EXERCISE GOAL:
Restate all the data word for word, leaving nothing out.

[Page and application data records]

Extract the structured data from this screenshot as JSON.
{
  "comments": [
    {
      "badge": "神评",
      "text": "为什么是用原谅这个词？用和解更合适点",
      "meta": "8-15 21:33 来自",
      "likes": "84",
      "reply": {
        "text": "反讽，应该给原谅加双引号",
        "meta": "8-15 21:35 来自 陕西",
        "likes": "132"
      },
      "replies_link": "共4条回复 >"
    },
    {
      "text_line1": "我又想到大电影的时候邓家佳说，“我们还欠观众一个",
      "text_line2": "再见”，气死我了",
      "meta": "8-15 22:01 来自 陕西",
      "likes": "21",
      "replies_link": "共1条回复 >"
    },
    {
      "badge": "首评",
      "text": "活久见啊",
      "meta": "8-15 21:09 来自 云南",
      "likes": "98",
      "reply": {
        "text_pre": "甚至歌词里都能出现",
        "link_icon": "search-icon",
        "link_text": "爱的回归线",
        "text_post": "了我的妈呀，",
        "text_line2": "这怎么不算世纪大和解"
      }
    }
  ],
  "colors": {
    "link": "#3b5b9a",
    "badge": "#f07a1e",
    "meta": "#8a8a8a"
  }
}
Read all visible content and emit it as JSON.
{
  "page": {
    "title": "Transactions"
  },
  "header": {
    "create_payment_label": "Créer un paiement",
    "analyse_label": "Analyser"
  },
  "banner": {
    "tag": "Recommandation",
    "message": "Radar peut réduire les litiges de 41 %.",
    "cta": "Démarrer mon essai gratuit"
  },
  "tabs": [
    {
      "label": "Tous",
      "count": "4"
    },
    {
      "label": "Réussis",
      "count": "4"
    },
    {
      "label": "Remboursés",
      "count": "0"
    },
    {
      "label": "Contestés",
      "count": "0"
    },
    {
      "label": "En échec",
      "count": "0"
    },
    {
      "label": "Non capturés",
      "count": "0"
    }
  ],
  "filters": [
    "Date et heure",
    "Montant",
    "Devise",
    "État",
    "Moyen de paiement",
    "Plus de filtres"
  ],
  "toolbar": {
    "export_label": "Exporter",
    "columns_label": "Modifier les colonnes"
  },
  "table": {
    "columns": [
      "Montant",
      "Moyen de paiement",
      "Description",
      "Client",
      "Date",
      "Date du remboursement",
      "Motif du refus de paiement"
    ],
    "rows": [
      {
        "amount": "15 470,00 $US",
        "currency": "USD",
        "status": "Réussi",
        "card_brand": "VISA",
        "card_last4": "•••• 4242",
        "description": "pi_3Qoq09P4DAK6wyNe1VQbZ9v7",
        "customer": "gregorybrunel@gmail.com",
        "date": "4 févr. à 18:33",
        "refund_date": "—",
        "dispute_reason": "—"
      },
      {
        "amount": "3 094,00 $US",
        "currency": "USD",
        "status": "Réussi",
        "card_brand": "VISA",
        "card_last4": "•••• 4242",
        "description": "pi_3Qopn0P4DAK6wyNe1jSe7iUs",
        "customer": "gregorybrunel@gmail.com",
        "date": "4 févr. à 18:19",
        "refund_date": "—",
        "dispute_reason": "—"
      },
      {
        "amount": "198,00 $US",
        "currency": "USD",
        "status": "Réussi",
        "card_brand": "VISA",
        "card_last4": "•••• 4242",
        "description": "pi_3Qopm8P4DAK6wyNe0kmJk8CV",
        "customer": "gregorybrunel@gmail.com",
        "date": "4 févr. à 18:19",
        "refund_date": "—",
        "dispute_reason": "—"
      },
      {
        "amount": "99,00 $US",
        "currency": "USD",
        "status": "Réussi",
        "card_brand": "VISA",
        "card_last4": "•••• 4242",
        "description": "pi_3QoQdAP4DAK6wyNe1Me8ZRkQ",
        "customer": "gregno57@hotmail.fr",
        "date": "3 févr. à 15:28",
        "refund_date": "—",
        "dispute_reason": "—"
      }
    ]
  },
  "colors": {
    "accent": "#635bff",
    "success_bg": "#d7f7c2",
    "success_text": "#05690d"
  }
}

EXERCISE SOLUTION:
Extract the structured data from this screenshot as JSON.
{
  "comments": [
    {
      "badge": "神评",
      "text": "为什么是用原谅这个词？用和解更合适点",
      "meta": "8-15 21:33 来自",
      "likes": "84",
      "reply": {
        "text": "反讽，应该给原谅加双引号",
        "meta": "8-15 21:35 来自 陕西",
        "likes": "132"
      },
      "replies_link": "共4条回复 >"
    },
    {
      "text_line1": "我又想到大电影的时候邓家佳说，“我们还欠观众一个",
      "text_line2": "再见”，气死我了",
      "meta": "8-15 22:01 来自 陕西",
      "likes": "21",
      "replies_link": "共1条回复 >"
    },
    {
      "badge": "首评",
      "text": "活久见啊",
      "meta": "8-15 21:09 来自 云南",
      "likes": "98",
      "reply": {
        "text_pre": "甚至歌词里都能出现",
        "link_icon": "search-icon",
        "link_text": "爱的回归线",
        "text_post": "了我的妈呀，",
        "text_line2": "这怎么不算世纪大和解"
      }
    }
  ],
  "colors": {
    "link": "#3b5b9a",
    "badge": "#f07a1e",
    "meta": "#8a8a8a"
  }
}
Read all visible content and emit it as JSON.
{
  "page": {
    "title": "Transactions"
  },
  "header": {
    "create_payment_label": "Créer un paiement",
    "analyse_label": "Analyser"
  },
  "banner": {
    "tag": "Recommandation",
    "message": "Radar peut réduire les litiges de 41 %.",
    "cta": "Démarrer mon essai gratuit"
  },
  "tabs": [
    {
      "label": "Tous",
      "count": "4"
    },
    {
      "label": "Réussis",
      "count": "4"
    },
    {
      "label": "Remboursés",
      "count": "0"
    },
    {
      "label": "Contestés",
      "count": "0"
    },
    {
      "label": "En échec",
      "count": "0"
    },
    {
      "label": "Non capturés",
      "count": "0"
    }
  ],
  "filters": [
    "Date et heure",
    "Montant",
    "Devise",
    "État",
    "Moyen de paiement",
    "Plus de filtres"
  ],
  "toolbar": {
    "export_label": "Exporter",
    "columns_label": "Modifier les colonnes"
  },
  "table": {
    "columns": [
      "Montant",
      "Moyen de paiement",
      "Description",
      "Client",
      "Date",
      "Date du remboursement",
      "Motif du refus de paiement"
    ],
    "rows": [
      {
        "amount": "15 470,00 $US",
        "currency": "USD",
        "status": "Réussi",
        "card_brand": "VISA",
        "card_last4": "•••• 4242",
        "description": "pi_3Qoq09P4DAK6wyNe1VQbZ9v7",
        "customer": "gregorybrunel@gmail.com",
        "date": "4 févr. à 18:33",
        "refund_date": "—",
        "dispute_reason": "—"
      },
      {
        "amount": "3 094,00 $US",
        "currency": "USD",
        "status": "Réussi",
        "card_brand": "VISA",
        "card_last4": "•••• 4242",
        "description": "pi_3Qopn0P4DAK6wyNe1jSe7iUs",
        "customer": "gregorybrunel@gmail.com",
        "date": "4 févr. à 18:19",
        "refund_date": "—",
        "dispute_reason": "—"
      },
      {
        "amount": "198,00 $US",
        "currency": "USD",
        "status": "Réussi",
        "card_brand": "VISA",
        "card_last4": "•••• 4242",
        "description": "pi_3Qopm8P4DAK6wyNe0kmJk8CV",
        "customer": "gregorybrunel@gmail.com",
        "date": "4 févr. à 18:19",
        "refund_date": "—",
        "dispute_reason": "—"
      },
      {
        "amount": "99,00 $US",
        "currency": "USD",
        "status": "Réussi",
        "card_brand": "VISA",
        "card_last4": "•••• 4242",
        "description": "pi_3QoQdAP4DAK6wyNe1Me8ZRkQ",
        "customer": "gregno57@hotmail.fr",
        "date": "3 févr. à 15:28",
        "refund_date": "—",
        "dispute_reason": "—"
      }
    ]
  },
  "colors": {
    "accent": "#635bff",
    "success_bg": "#d7f7c2",
    "success_text": "#05690d"
  }
}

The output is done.